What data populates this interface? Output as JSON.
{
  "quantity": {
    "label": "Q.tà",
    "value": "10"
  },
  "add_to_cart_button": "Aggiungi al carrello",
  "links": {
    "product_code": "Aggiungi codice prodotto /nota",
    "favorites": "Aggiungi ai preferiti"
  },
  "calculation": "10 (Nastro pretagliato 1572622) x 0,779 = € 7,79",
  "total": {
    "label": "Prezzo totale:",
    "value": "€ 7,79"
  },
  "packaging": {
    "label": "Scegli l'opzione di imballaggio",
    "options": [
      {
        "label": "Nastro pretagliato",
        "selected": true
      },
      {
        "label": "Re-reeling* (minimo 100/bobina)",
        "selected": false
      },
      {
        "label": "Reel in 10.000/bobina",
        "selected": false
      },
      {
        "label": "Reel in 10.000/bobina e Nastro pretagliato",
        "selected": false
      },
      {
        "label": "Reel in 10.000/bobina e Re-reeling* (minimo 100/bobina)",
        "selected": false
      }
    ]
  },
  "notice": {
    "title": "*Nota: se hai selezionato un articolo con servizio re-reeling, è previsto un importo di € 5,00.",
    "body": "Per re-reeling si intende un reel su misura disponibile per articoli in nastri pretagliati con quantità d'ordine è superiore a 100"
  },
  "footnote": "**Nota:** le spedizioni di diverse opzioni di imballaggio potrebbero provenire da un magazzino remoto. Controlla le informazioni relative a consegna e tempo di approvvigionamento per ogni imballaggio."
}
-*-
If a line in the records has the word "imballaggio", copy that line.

## Your response
    "label": "Scegli l'opzione di imballaggio",
  "footnote": "**Nota:** le spedizioni di diverse opzioni di imballaggio potrebbero provenire da un magazzino remoto. Controlla le informazioni relative a consegna e tempo di approvvigionamento per ogni imballaggio."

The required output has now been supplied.